WHAT THE EXERCISE ASKS: Scan the material that follows. Copy every line containing the word "Elemente".
--- MATERIAL TO PROCESS ---
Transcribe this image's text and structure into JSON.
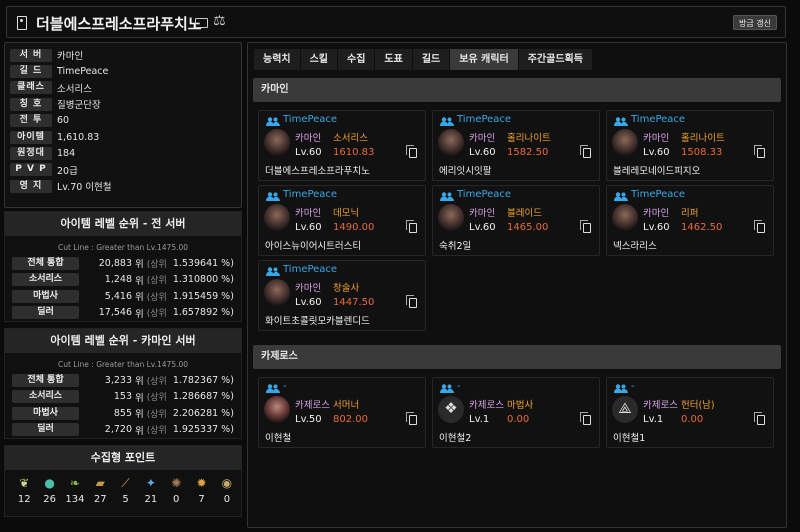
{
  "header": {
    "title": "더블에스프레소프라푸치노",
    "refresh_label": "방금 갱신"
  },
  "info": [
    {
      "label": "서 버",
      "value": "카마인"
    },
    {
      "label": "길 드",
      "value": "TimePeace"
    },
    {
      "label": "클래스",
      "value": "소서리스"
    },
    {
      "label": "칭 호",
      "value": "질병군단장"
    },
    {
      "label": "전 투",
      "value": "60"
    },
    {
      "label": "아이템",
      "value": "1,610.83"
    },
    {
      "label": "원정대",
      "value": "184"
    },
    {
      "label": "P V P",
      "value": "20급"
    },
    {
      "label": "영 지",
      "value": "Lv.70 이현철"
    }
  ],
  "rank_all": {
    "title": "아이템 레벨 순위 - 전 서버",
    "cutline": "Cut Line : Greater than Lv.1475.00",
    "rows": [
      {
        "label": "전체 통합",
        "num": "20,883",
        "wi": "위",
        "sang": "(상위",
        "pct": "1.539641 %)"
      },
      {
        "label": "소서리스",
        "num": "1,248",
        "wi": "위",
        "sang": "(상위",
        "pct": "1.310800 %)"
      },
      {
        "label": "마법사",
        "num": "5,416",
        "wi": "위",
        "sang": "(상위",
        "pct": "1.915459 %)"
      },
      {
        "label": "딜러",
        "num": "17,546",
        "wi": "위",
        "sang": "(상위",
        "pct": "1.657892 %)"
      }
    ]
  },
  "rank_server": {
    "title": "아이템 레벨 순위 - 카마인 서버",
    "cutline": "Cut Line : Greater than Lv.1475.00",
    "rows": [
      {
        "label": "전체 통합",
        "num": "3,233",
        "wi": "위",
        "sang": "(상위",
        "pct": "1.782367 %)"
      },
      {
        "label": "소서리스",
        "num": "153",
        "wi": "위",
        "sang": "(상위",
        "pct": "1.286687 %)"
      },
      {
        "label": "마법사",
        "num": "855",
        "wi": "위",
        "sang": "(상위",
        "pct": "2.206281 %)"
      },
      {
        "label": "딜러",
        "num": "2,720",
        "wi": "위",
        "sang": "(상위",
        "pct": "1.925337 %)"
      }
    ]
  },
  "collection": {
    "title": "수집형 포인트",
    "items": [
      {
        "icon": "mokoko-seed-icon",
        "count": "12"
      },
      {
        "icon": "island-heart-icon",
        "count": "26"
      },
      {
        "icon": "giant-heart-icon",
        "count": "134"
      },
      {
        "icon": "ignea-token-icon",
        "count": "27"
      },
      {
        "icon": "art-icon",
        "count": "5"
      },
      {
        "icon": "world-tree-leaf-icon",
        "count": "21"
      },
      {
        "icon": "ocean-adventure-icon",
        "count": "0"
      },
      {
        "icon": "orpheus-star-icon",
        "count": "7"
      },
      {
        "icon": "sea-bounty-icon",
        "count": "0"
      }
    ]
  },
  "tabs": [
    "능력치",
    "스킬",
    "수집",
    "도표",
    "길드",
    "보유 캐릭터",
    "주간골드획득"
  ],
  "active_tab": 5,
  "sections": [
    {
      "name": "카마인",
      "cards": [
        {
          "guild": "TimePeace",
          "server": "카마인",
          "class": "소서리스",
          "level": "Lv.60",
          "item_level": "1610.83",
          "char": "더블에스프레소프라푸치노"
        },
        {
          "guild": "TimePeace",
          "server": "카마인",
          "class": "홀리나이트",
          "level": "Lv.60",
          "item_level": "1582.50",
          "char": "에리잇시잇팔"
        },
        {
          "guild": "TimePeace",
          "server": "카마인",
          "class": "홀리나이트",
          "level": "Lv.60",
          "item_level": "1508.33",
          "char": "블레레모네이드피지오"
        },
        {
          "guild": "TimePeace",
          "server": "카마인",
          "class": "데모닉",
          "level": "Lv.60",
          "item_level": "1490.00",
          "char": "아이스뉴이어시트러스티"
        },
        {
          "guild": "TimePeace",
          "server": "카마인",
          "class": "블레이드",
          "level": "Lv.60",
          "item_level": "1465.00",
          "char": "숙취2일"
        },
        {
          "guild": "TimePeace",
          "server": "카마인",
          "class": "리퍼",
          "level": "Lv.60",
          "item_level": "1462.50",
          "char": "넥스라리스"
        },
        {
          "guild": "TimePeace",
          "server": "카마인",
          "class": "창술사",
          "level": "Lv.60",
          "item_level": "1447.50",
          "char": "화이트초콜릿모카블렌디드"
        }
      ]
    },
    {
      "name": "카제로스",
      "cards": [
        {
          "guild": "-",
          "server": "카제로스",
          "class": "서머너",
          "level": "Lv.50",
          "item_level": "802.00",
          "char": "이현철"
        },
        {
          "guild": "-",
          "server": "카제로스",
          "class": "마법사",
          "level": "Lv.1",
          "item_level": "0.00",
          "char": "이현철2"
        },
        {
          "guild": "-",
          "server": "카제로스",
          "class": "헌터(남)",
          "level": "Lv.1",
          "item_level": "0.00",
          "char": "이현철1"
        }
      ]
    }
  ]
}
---
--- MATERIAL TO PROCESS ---
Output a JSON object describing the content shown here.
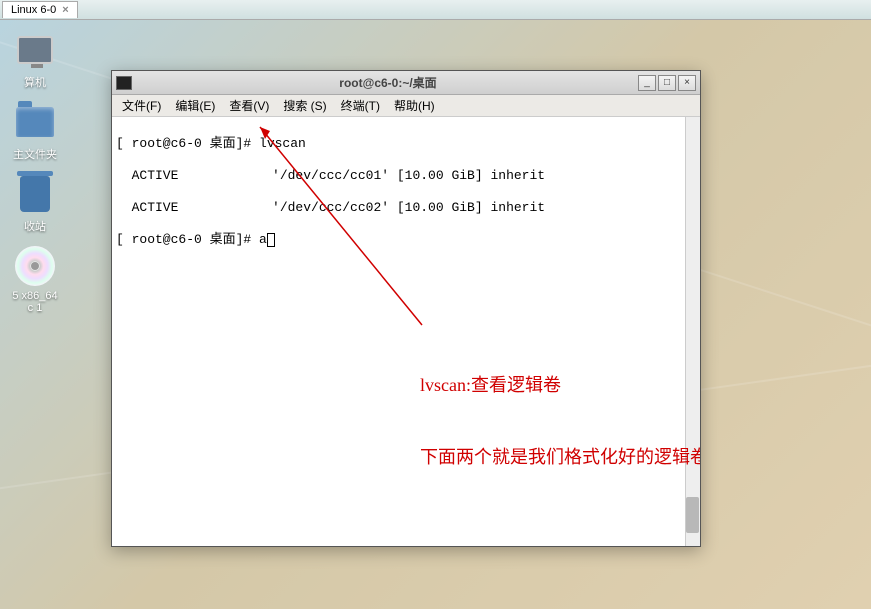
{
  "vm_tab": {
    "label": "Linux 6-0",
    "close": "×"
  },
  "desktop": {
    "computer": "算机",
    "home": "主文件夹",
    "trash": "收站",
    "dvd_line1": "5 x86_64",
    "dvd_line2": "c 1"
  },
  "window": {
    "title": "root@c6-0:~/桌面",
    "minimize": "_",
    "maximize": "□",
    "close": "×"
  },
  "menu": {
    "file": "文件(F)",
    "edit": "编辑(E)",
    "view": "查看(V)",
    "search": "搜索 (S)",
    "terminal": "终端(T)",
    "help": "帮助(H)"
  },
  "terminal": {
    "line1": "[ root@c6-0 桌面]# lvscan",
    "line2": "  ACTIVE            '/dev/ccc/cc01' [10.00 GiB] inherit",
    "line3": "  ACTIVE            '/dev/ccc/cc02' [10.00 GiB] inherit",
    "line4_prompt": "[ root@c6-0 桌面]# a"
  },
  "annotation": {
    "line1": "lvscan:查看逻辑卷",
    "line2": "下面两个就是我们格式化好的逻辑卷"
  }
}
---
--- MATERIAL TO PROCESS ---
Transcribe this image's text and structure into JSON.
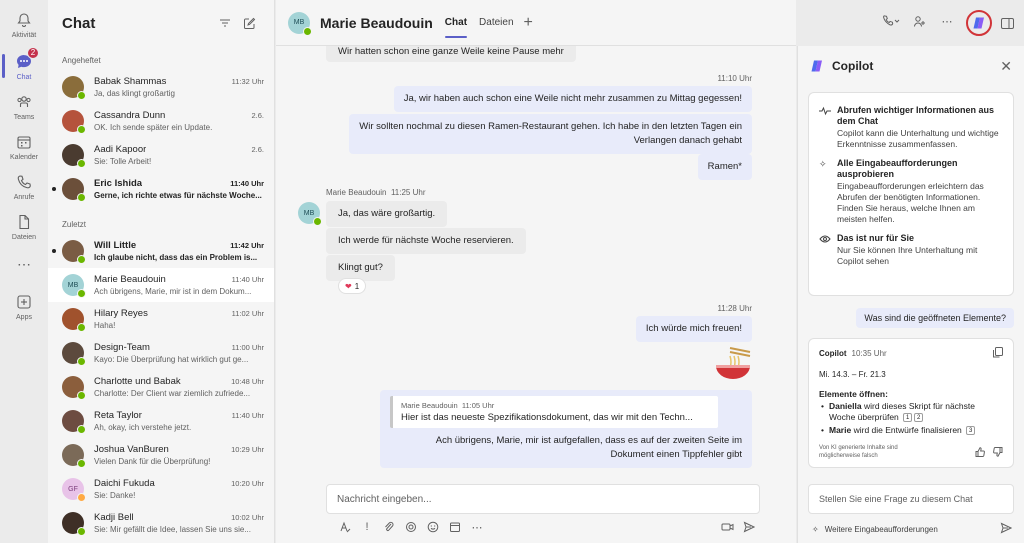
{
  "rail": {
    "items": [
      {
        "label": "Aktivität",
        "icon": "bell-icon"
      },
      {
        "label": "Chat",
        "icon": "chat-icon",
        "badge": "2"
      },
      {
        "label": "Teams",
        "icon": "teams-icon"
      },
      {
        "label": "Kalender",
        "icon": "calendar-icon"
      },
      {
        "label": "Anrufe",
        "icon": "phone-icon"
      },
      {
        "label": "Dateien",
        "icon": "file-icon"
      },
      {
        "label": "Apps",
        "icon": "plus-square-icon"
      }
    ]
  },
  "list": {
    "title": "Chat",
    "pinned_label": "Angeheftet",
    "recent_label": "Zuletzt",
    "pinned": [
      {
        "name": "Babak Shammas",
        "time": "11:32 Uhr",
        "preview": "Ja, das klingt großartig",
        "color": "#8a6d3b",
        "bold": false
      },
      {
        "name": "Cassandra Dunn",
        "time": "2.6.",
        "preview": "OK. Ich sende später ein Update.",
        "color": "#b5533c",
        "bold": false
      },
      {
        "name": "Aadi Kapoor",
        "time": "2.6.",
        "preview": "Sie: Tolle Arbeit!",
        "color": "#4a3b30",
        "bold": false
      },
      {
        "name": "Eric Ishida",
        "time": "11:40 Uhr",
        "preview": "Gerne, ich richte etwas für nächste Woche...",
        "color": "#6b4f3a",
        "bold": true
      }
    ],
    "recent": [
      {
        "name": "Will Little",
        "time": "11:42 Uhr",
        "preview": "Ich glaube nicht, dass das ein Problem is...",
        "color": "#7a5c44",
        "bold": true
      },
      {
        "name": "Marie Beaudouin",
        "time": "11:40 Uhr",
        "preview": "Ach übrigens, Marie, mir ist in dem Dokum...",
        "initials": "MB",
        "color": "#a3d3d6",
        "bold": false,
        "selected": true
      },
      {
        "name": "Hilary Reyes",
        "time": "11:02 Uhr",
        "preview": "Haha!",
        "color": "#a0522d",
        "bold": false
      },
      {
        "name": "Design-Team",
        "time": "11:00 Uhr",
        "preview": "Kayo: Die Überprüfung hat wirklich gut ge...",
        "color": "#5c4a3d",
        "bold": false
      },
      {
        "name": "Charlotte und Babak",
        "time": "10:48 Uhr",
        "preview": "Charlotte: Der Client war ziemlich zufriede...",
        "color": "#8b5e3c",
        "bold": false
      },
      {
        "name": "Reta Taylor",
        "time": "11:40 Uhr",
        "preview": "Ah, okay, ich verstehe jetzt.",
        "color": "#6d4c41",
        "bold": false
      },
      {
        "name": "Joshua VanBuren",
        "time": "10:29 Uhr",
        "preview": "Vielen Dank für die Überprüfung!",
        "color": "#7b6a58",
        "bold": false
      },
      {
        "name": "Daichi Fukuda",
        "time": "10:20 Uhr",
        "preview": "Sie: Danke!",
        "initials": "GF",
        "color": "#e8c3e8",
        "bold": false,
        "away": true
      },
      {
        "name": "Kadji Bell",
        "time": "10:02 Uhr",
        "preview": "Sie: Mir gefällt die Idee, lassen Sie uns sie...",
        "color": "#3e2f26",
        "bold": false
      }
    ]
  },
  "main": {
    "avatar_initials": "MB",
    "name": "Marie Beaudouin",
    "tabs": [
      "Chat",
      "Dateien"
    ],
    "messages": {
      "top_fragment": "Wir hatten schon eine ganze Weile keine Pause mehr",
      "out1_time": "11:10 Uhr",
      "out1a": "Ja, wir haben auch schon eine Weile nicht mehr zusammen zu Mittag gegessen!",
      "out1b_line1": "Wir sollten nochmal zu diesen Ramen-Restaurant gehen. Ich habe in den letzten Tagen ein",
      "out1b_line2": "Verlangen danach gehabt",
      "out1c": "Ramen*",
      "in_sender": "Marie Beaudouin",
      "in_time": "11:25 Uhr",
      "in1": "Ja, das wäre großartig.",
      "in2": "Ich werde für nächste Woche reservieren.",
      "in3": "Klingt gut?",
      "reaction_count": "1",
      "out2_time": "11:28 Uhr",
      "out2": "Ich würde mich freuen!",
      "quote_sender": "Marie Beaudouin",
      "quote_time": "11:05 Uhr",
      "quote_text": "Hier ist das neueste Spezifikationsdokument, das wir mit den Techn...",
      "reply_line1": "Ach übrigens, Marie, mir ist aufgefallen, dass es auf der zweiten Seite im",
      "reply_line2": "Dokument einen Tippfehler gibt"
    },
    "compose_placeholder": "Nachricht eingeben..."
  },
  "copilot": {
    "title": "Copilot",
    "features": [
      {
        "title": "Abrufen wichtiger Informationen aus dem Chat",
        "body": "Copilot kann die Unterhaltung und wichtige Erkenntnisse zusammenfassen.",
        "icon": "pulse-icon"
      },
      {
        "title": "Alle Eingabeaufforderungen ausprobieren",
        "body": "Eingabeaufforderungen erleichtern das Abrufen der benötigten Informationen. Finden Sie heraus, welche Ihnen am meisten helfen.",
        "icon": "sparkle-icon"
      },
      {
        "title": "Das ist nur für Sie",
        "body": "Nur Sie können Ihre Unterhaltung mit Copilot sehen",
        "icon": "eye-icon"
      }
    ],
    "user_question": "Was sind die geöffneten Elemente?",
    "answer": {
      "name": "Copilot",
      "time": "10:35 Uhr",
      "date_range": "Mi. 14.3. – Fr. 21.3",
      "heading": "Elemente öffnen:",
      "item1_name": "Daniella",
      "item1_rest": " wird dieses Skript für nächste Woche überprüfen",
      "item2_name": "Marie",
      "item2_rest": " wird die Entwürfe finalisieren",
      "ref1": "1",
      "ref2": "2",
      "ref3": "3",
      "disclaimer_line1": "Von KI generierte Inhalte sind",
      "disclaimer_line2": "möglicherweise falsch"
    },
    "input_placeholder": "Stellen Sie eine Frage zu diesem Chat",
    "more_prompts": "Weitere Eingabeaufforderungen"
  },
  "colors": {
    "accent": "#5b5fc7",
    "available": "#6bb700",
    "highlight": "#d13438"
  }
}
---
EXERCISE ANSWER:
    "user_question": "Was sind die geöffneten Elemente?",
      "heading": "Elemente öffnen:",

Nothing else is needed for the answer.